The Lottery Industry

Lottery is a form of gambling in which people purchase tickets for a drawing to win a prize. The casting of lots has a long history, but the use of lotteries for material gain is rather more recent. The first recorded public lotteries in the 15th century were held to raise funds for town fortifications and to help the poor.

In the United States, state governments have introduced lotteries to augment their revenue streams. In the immediate post-World War II period, many legislators promoted lotteries as a way of funding social welfare programs without raising onerous taxes on middle-class and working-class taxpayers.

The introduction of a lottery has followed similar patterns in virtually every state: the legislature legislates a monopoly for itself; establishes a state agency or public corporation to run it (as opposed to licensing a private firm in return for a percentage of its profits); starts operations with a modest number of relatively simple games; and, due to pressure to generate additional revenues, progressively expands the lottery in size and complexity.

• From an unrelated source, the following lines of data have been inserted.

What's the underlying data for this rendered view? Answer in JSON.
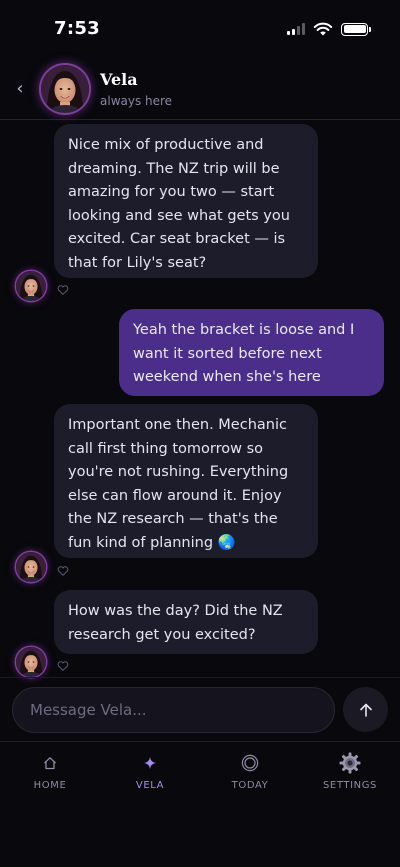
{
  "status_bar": {
    "time": "7:53"
  },
  "header": {
    "back_icon": "chevron-left-icon",
    "name": "Vela",
    "status": "always here"
  },
  "messages": [
    {
      "sender": "vela",
      "text": "Nice mix of productive and dreaming. The NZ trip will be amazing for you two — start looking and see what gets you excited. Car seat bracket — is that for Lily's seat?"
    },
    {
      "sender": "user",
      "text": "Yeah the bracket is loose and I want it sorted before next weekend when she's here"
    },
    {
      "sender": "vela",
      "text": "Important one then. Mechanic call first thing tomorrow so you're not rushing. Everything else can flow around it. Enjoy the NZ research — that's the fun kind of planning 🌏"
    },
    {
      "sender": "vela",
      "text": "How was the day? Did the NZ research get you excited?"
    }
  ],
  "composer": {
    "placeholder": "Message Vela...",
    "send_icon": "arrow-up-icon"
  },
  "tabs": [
    {
      "label": "HOME",
      "icon": "home-icon",
      "active": false
    },
    {
      "label": "VELA",
      "icon": "sparkle-icon",
      "active": true
    },
    {
      "label": "TODAY",
      "icon": "target-icon",
      "active": false
    },
    {
      "label": "SETTINGS",
      "icon": "gear-icon",
      "active": false
    }
  ],
  "colors": {
    "background": "#08080d",
    "incoming_bubble": "#1d1c2b",
    "outgoing_bubble": "#4a2e8a",
    "accent": "#a78bf0"
  }
}
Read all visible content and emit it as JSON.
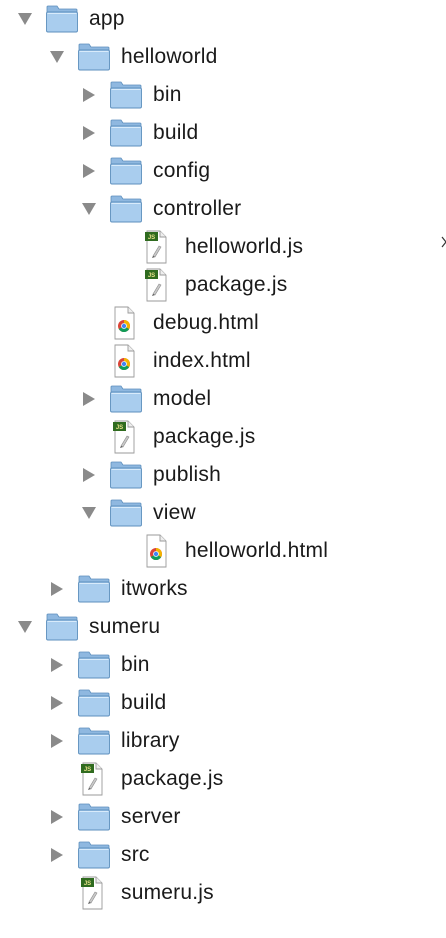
{
  "tree": [
    {
      "label": "app",
      "kind": "folder",
      "depth": 0,
      "expanded": true
    },
    {
      "label": "helloworld",
      "kind": "folder",
      "depth": 1,
      "expanded": true
    },
    {
      "label": "bin",
      "kind": "folder",
      "depth": 2,
      "expanded": false
    },
    {
      "label": "build",
      "kind": "folder",
      "depth": 2,
      "expanded": false
    },
    {
      "label": "config",
      "kind": "folder",
      "depth": 2,
      "expanded": false
    },
    {
      "label": "controller",
      "kind": "folder",
      "depth": 2,
      "expanded": true
    },
    {
      "label": "helloworld.js",
      "kind": "js-file",
      "depth": 3
    },
    {
      "label": "package.js",
      "kind": "js-file",
      "depth": 3
    },
    {
      "label": "debug.html",
      "kind": "html-file",
      "depth": 2
    },
    {
      "label": "index.html",
      "kind": "html-file",
      "depth": 2
    },
    {
      "label": "model",
      "kind": "folder",
      "depth": 2,
      "expanded": false
    },
    {
      "label": "package.js",
      "kind": "js-file",
      "depth": 2
    },
    {
      "label": "publish",
      "kind": "folder",
      "depth": 2,
      "expanded": false
    },
    {
      "label": "view",
      "kind": "folder",
      "depth": 2,
      "expanded": true
    },
    {
      "label": "helloworld.html",
      "kind": "html-file",
      "depth": 3
    },
    {
      "label": "itworks",
      "kind": "folder",
      "depth": 1,
      "expanded": false
    },
    {
      "label": "sumeru",
      "kind": "folder",
      "depth": 0,
      "expanded": true
    },
    {
      "label": "bin",
      "kind": "folder",
      "depth": 1,
      "expanded": false
    },
    {
      "label": "build",
      "kind": "folder",
      "depth": 1,
      "expanded": false
    },
    {
      "label": "library",
      "kind": "folder",
      "depth": 1,
      "expanded": false
    },
    {
      "label": "package.js",
      "kind": "js-file",
      "depth": 1
    },
    {
      "label": "server",
      "kind": "folder",
      "depth": 1,
      "expanded": false
    },
    {
      "label": "src",
      "kind": "folder",
      "depth": 1,
      "expanded": false
    },
    {
      "label": "sumeru.js",
      "kind": "js-file",
      "depth": 1
    }
  ],
  "icons": {
    "folder": "folder-icon",
    "js-file": "js-file-icon",
    "html-file": "html-file-icon",
    "expanded": "disclosure-triangle-down-icon",
    "collapsed": "disclosure-triangle-right-icon",
    "js_badge_text": "JS"
  },
  "colors": {
    "folder_body": "#8fb8e0",
    "folder_front": "#a9cdee",
    "folder_edge": "#5d8fbd",
    "triangle": "#8a8a8a",
    "text": "#1a1a1a",
    "js_badge": "#2f6b1f",
    "js_badge_text": "#e8e18a"
  }
}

The resulting industry is plagued with abuses, which have strengthened the arguments of those opposed to lotteries and weakened their defenders. The fact that most of the players and revenues come from middle-income neighborhoods — with far fewer proportionally from high-income or low-income areas — also fuels criticisms of a regressive impact on lower-income groups. A large share of the winners are likely to spend their prizes on luxuries that will quickly deplete their wealth, and they may wind up bankrupt within a few years.